Nonprofit groups, aided by hundreds of thousands of dollars in grant money from corporate donations and other groups, are ready to help struggling lower-income homeowners repair damage from Hurricane Sandy.
The only problem, it seems, is finding residents who still need help, are ready to rebuild and meet the requirements.
“We keep hearing there are hundreds of people who need help,” said Vicki Phillips, executive director of Mental Health Associates of Atlantic County, who has worked with canvassing groups in Ventnor. “We’re like, where are these homes? We’re walking these streets every day.”
One of the problems in Ventnor, at least, may be that people have already done the work with money from their retirement accounts or, in some cases, they just don’t know the help exists because they aren’t living in their houses, said Marie McQueen, who lives on North Oxford Street in the Ventnor Heights section of the city.
“Our whole block was flooded. Quite a few people didn’t have insurance, and even those who did, it cost us $7,000 to get our houses cleaned out,” she said. “Our whole block is just about empty. None of us knew anything about (the recovery groups).”
Organizations including Habitat for Humanity of Atlantic County and the Fuller Center for Housing in the New Jersey Pines have hundreds of thousands of dollars through grant programs including The Robin Hood Foundation, but finding residents who are willing to allow volunteers to come in to do the work or are willing to go through the complicated vetting process has proved to be a major challenge.
Trust may be a big reason, said Merle Brown, president of the Fuller Center’s New Jersey branch.
“Lots of well-intentioned people came in after the storm and maybe didn’t do such a great job (with work),” she said. “We’re also dealing with a lot of people who have been promised a lot of things and nothing has been delivered.”
Craig Snow, operations director for Atlantic City’s long-term recovery group, said he has worked in disasters around the country and was surprised by the level of distrust among residents in Atlantic City and the state as volunteers have offered help.
“What I’m finding as a newcomer is a greater level of fear and suspicion,” Snow said of the city. “That’s going to impact the recovery, and we’ll have to work around that and do our best.”
The Fuller Center received a $250,000 grant from the Robin Hood Foundation and plans to repair 200 homes in Atlantic City over the next year, Brown said.

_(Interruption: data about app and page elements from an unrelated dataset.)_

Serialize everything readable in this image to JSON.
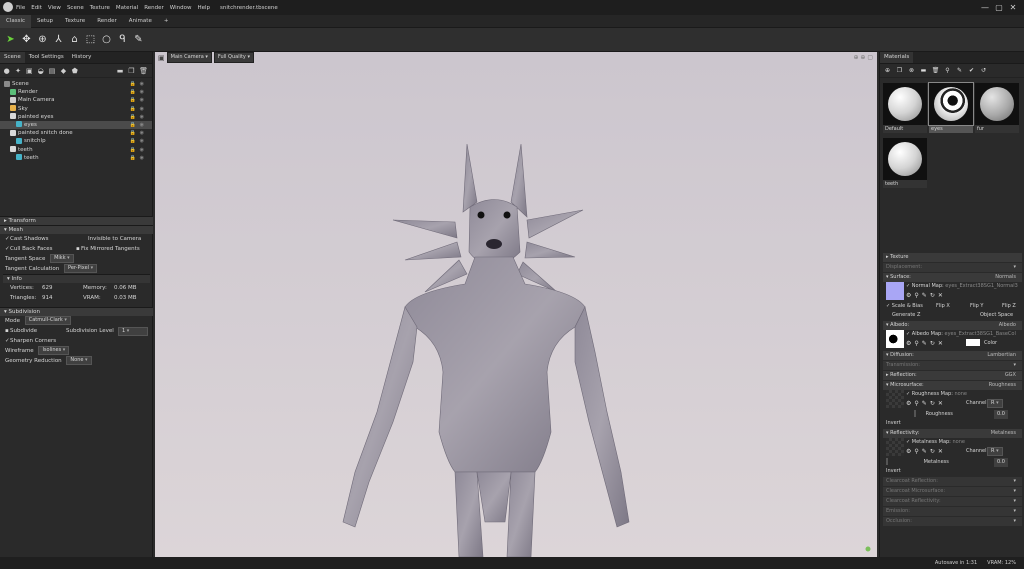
{
  "window": {
    "menu": [
      "File",
      "Edit",
      "View",
      "Scene",
      "Texture",
      "Material",
      "Render",
      "Window",
      "Help"
    ],
    "filename": "snitchrender.tbscene",
    "controls": [
      "—",
      "▢",
      "✕"
    ]
  },
  "mode_tabs": [
    "Classic",
    "Setup",
    "Texture",
    "Render",
    "Animate",
    "+"
  ],
  "scene_panel": {
    "tabs": [
      "Scene",
      "Tool Settings",
      "History"
    ],
    "tree": [
      {
        "label": "Scene",
        "indent": 0,
        "color": "#8a8a8a"
      },
      {
        "label": "Render",
        "indent": 1,
        "color": "#5bbf7a"
      },
      {
        "label": "Main Camera",
        "indent": 1,
        "color": "#cfcfcf"
      },
      {
        "label": "Sky",
        "indent": 1,
        "color": "#e8b24a"
      },
      {
        "label": "painted eyes",
        "indent": 1,
        "color": "#d9d9d9"
      },
      {
        "label": "eyes",
        "indent": 2,
        "color": "#46b3c8"
      },
      {
        "label": "painted snitch done",
        "indent": 1,
        "color": "#d9d9d9"
      },
      {
        "label": "snitchlp",
        "indent": 2,
        "color": "#46b3c8"
      },
      {
        "label": "teeth",
        "indent": 1,
        "color": "#d9d9d9"
      },
      {
        "label": "teeth",
        "indent": 2,
        "color": "#46b3c8"
      }
    ],
    "selected_index": 5
  },
  "properties": {
    "transform": "Transform",
    "mesh": "Mesh",
    "cast_shadows": "Cast Shadows",
    "invisible_to_camera": "Invisible to Camera",
    "cull_back_faces": "Cull Back Faces",
    "fix_mirrored_tangents": "Fix Mirrored Tangents",
    "tangent_space_label": "Tangent Space",
    "tangent_space_value": "Mikk",
    "tangent_calc_label": "Tangent Calculation",
    "tangent_calc_value": "Per-Pixel",
    "info": "Info",
    "vertices_label": "Vertices:",
    "vertices_value": "629",
    "memory_label": "Memory:",
    "memory_value": "0.06 MB",
    "triangles_label": "Triangles:",
    "triangles_value": "914",
    "vram_label": "VRAM:",
    "vram_value": "0.03 MB",
    "subdivision": "Subdivision",
    "mode_label": "Mode",
    "mode_value": "Catmull-Clark",
    "subdivide": "Subdivide",
    "subdivision_level_label": "Subdivision Level",
    "subdivision_level_value": "1",
    "sharpen_corners": "Sharpen Corners",
    "wireframe_label": "Wireframe",
    "wireframe_value": "Isolines",
    "geometry_reduction_label": "Geometry Reduction",
    "geometry_reduction_value": "None"
  },
  "viewport": {
    "camera": "Main Camera",
    "quality": "Full Quality"
  },
  "materials": {
    "tab": "Materials",
    "items": [
      {
        "name": "Default",
        "style": "white"
      },
      {
        "name": "eyes",
        "style": "eyes"
      },
      {
        "name": "fur",
        "style": "fur"
      },
      {
        "name": "teeth",
        "style": "white"
      }
    ],
    "sections": {
      "texture": "Texture",
      "displacement": "Displacement:",
      "surface": "Surface:",
      "surface_value": "Normals",
      "normal_map_label": "Normal Map:",
      "normal_map_value": "eyes_Extract38SG1_Normal3",
      "scale_bias": "Scale & Bias",
      "flip_x": "Flip X",
      "flip_y": "Flip Y",
      "flip_z": "Flip Z",
      "generate_z": "Generate Z",
      "object_space": "Object Space",
      "albedo": "Albedo:",
      "albedo_value": "Albedo",
      "albedo_map_label": "Albedo Map:",
      "albedo_map_value": "eyes_Extract38SG1_BaseCol",
      "color": "Color",
      "diffusion": "Diffusion:",
      "diffusion_value": "Lambertian",
      "transmission": "Transmission:",
      "reflection": "Reflection:",
      "reflection_value": "GGX",
      "microsurface": "Microsurface:",
      "microsurface_value": "Roughness",
      "roughness_map_label": "Roughness Map:",
      "roughness_map_value": "none",
      "channel": "Channel",
      "channel_value": "R",
      "roughness": "Roughness",
      "roughness_value": "0.0",
      "invert": "Invert",
      "reflectivity": "Reflectivity:",
      "reflectivity_value": "Metalness",
      "metalness_map_label": "Metalness Map:",
      "metalness_map_value": "none",
      "metalness": "Metalness",
      "metalness_value": "0.0",
      "clearcoat_reflection": "Clearcoat Reflection:",
      "clearcoat_microsurface": "Clearcoat Microsurface:",
      "clearcoat_reflectivity": "Clearcoat Reflectivity:",
      "emission": "Emission:",
      "occlusion": "Occlusion:"
    }
  },
  "status": {
    "autosave": "Autosave in 1:31",
    "vram": "VRAM: 12%"
  }
}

At the end of April, the center will hold a weeklong build for 30 homes in Atlantic City, 27 of which were selected last week, Brown said. That still leaves the group looking for lots of homes in need of repairs. Residents must first register with the Atlantic City Long Term Recovery Center at the Second Baptist Church, and a team will assess whether those homeowners meet income and other requirements.
Brown said she hopes that as work starts on some Atlantic City houses, other homeowners will come forward.
“Maybe these 30 homeowners will then say to their friends and their neighbors that ‘Hey, these people are for real,’” she said. “And that will start getting more people moving forward.”
Zaida Cordova, 50, of North New Jersey Avenue in Atlantic City, is one of those residents who wants others to know the help is for real. Cordova owns her house outright and did not have flood insurance. The storm sent a foot and a half of water into her two-story house, destroying the entire first floor. The Federal Emergency Management Agency told her it could not help because she did not have insurance, so she and two friends have been living in the second floor of the damaged house since December.
In February, Cordova said, someone from the Atlantic City recovery group contacted her, asking whether she needed help.
“I told them nobody can help me because I make enough money,” she said. But the group still connected Cordova with volunteers, who mucked out the first floor, helped treat for mold and are gradually replacing floors and walls — without any cost to her.
“There are so many people that are being blessed by these people, who don’t know you. They’re here from other places, and they come to help you,” Cordova said.
Long-term recovery groups, which act as the general organizers for groups offering rebuilding help and as the starting point for residents needing assistance, are working to assess the general need in the region. Atlantic County’s group is in the midst of going door to door in Ventnor to find out which homes still need help, which homes are second homes and therefore not eligible for aid and which houses are on the road to recovery. Once residents — homeowners, renters and landlords — register with the long-term groups, caseworkers there will help determine what type of need they have and which group is best suited to help.
Homeowners who have insurance are in the process of figuring out how big the gap will be between the cost of rebuilding versus their insurance reimbursement. Other homeowners had no insurance, Phillips said, and they are often the ones who are not OK.
“We know they are out there. We’re sure there are houses that have not been mucked out yet, and they’re still living in these damp homes,” said Henry Wise, regional coordinator for the Salvation Army and chairman of the Atlantic County Long Term Recovery Group. “We’re desperately trying to get to these people, but for one reason or another, they don’t answer their doors or they’re afraid to give us information.”
Contact Sarah Watson:
Follow @acpresssarah on Twitter